◆ REQUIREMENT
When you print the records, keep every line identical to the original.

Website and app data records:
Content starts

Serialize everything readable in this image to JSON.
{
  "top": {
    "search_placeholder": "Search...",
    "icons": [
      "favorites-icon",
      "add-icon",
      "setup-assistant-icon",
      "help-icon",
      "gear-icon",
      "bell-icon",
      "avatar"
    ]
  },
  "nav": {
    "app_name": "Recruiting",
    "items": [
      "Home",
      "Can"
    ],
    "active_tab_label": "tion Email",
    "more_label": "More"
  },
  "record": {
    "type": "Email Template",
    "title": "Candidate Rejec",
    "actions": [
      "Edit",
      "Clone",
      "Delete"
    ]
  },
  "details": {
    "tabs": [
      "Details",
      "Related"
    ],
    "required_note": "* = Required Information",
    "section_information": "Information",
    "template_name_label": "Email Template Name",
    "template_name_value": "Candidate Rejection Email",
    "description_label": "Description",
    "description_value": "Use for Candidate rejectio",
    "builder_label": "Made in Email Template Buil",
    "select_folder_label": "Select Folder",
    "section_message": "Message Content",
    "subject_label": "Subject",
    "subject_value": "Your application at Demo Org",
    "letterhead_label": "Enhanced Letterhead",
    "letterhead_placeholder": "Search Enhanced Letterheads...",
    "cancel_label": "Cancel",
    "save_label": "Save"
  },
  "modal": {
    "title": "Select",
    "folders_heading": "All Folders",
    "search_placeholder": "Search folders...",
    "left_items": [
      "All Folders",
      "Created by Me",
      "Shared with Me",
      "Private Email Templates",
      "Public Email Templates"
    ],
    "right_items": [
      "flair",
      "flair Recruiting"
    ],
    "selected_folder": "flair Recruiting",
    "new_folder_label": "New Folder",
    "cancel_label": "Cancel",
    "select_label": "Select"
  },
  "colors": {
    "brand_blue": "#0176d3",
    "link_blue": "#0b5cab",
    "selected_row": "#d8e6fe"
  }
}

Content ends

◆ SOLVED PROBLEM
Serialize everything readable in this image to JSON.
{
  "top": {
    "search_placeholder": "Search...",
    "icons": [
      "favorites-icon",
      "add-icon",
      "setup-assistant-icon",
      "help-icon",
      "gear-icon",
      "bell-icon",
      "avatar"
    ]
  },
  "nav": {
    "app_name": "Recruiting",
    "items": [
      "Home",
      "Can"
    ],
    "active_tab_label": "tion Email",
    "more_label": "More"
  },
  "record": {
    "type": "Email Template",
    "title": "Candidate Rejec",
    "actions": [
      "Edit",
      "Clone",
      "Delete"
    ]
  },
  "details": {
    "tabs": [
      "Details",
      "Related"
    ],
    "required_note": "* = Required Information",
    "section_information": "Information",
    "template_name_label": "Email Template Name",
    "template_name_value": "Candidate Rejection Email",
    "description_label": "Description",
    "description_value": "Use for Candidate rejectio",
    "builder_label": "Made in Email Template Buil",
    "select_folder_label": "Select Folder",
    "section_message": "Message Content",
    "subject_label": "Subject",
    "subject_value": "Your application at Demo Org",
    "letterhead_label": "Enhanced Letterhead",
    "letterhead_placeholder": "Search Enhanced Letterheads...",
    "cancel_label": "Cancel",
    "save_label": "Save"
  },
  "modal": {
    "title": "Select",
    "folders_heading": "All Folders",
    "search_placeholder": "Search folders...",
    "left_items": [
      "All Folders",
      "Created by Me",
      "Shared with Me",
      "Private Email Templates",
      "Public Email Templates"
    ],
    "right_items": [
      "flair",
      "flair Recruiting"
    ],
    "selected_folder": "flair Recruiting",
    "new_folder_label": "New Folder",
    "cancel_label": "Cancel",
    "select_label": "Select"
  },
  "colors": {
    "brand_blue": "#0176d3",
    "link_blue": "#0b5cab",
    "selected_row": "#d8e6fe"
  }
}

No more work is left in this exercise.